(Excerpts from an interface dataset)
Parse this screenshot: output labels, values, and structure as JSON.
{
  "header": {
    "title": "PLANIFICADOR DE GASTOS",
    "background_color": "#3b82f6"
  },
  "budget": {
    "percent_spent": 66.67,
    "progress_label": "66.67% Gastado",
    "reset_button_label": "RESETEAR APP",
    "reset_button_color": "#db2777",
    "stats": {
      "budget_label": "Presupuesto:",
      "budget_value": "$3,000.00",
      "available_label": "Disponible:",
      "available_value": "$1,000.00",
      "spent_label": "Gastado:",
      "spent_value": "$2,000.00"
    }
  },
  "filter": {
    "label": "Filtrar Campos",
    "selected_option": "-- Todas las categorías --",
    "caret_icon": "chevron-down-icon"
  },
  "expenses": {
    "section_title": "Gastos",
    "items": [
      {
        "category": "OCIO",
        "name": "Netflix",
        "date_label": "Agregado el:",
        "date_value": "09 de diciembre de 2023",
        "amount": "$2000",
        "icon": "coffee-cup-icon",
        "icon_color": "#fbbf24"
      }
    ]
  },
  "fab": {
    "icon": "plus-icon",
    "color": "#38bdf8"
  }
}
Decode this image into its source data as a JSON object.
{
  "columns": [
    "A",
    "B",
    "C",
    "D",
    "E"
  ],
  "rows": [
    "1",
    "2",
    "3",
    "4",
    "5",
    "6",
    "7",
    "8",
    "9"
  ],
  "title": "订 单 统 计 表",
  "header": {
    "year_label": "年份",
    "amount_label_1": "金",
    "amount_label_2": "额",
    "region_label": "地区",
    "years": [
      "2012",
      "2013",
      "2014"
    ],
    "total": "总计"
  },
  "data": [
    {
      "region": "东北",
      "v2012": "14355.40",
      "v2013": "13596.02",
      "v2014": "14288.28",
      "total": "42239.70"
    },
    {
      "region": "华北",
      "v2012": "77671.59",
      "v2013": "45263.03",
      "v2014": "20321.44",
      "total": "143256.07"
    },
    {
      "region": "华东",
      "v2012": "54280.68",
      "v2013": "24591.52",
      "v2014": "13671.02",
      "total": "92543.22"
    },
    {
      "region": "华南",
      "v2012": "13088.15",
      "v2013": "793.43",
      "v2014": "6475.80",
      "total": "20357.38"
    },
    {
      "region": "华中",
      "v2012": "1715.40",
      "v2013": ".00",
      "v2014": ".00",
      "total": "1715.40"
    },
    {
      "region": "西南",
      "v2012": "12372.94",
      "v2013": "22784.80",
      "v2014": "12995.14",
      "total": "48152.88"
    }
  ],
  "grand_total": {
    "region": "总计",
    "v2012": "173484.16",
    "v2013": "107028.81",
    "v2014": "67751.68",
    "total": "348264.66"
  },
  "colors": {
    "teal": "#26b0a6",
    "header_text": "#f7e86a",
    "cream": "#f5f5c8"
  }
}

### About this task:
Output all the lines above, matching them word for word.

### Completed task:
Parse this screenshot: output labels, values, and structure as JSON.
{
  "header": {
    "title": "PLANIFICADOR DE GASTOS",
    "background_color": "#3b82f6"
  },
  "budget": {
    "percent_spent": 66.67,
    "progress_label": "66.67% Gastado",
    "reset_button_label": "RESETEAR APP",
    "reset_button_color": "#db2777",
    "stats": {
      "budget_label": "Presupuesto:",
      "budget_value": "$3,000.00",
      "available_label": "Disponible:",
      "available_value": "$1,000.00",
      "spent_label": "Gastado:",
      "spent_value": "$2,000.00"
    }
  },
  "filter": {
    "label": "Filtrar Campos",
    "selected_option": "-- Todas las categorías --",
    "caret_icon": "chevron-down-icon"
  },
  "expenses": {
    "section_title": "Gastos",
    "items": [
      {
        "category": "OCIO",
        "name": "Netflix",
        "date_label": "Agregado el:",
        "date_value": "09 de diciembre de 2023",
        "amount": "$2000",
        "icon": "coffee-cup-icon",
        "icon_color": "#fbbf24"
      }
    ]
  },
  "fab": {
    "icon": "plus-icon",
    "color": "#38bdf8"
  }
}
Decode this image into its source data as a JSON object.
{
  "columns": [
    "A",
    "B",
    "C",
    "D",
    "E"
  ],
  "rows": [
    "1",
    "2",
    "3",
    "4",
    "5",
    "6",
    "7",
    "8",
    "9"
  ],
  "title": "订 单 统 计 表",
  "header": {
    "year_label": "年份",
    "amount_label_1": "金",
    "amount_label_2": "额",
    "region_label": "地区",
    "years": [
      "2012",
      "2013",
      "2014"
    ],
    "total": "总计"
  },
  "data": [
    {
      "region": "东北",
      "v2012": "14355.40",
      "v2013": "13596.02",
      "v2014": "14288.28",
      "total": "42239.70"
    },
    {
      "region": "华北",
      "v2012": "77671.59",
      "v2013": "45263.03",
      "v2014": "20321.44",
      "total": "143256.07"
    },
    {
      "region": "华东",
      "v2012": "54280.68",
      "v2013": "24591.52",
      "v2014": "13671.02",
      "total": "92543.22"
    },
    {
      "region": "华南",
      "v2012": "13088.15",
      "v2013": "793.43",
      "v2014": "6475.80",
      "total": "20357.38"
    },
    {
      "region": "华中",
      "v2012": "1715.40",
      "v2013": ".00",
      "v2014": ".00",
      "total": "1715.40"
    },
    {
      "region": "西南",
      "v2012": "12372.94",
      "v2013": "22784.80",
      "v2014": "12995.14",
      "total": "48152.88"
    }
  ],
  "grand_total": {
    "region": "总计",
    "v2012": "173484.16",
    "v2013": "107028.81",
    "v2014": "67751.68",
    "total": "348264.66"
  },
  "colors": {
    "teal": "#26b0a6",
    "header_text": "#f7e86a",
    "cream": "#f5f5c8"
  }
}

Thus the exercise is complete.